Task prompt
Whenever a line carries the word "Main", pull it out of the entries.

(Element data from apps and pages)
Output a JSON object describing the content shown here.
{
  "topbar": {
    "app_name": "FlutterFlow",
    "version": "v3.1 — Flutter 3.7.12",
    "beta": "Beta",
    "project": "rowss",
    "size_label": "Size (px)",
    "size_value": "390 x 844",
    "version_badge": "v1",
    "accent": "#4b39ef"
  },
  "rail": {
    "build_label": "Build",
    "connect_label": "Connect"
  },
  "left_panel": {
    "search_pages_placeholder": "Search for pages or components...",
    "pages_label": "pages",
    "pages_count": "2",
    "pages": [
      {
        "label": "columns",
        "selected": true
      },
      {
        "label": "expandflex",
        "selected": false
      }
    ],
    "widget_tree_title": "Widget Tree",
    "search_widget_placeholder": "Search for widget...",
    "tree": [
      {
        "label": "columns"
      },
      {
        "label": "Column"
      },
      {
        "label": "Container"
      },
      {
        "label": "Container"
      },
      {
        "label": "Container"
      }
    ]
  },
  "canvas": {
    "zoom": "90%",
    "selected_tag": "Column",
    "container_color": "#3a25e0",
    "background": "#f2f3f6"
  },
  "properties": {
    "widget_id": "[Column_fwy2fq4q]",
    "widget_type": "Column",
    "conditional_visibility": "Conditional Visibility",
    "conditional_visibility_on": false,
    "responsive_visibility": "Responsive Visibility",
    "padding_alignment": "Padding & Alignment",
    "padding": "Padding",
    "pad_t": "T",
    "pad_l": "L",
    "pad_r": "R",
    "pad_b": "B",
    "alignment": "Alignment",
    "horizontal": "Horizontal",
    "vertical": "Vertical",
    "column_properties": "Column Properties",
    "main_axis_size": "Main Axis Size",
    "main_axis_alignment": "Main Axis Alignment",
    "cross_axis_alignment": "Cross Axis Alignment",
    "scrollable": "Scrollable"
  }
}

Answer to the problem
    "main_axis_size": "Main Axis Size",
    "main_axis_alignment": "Main Axis Alignment",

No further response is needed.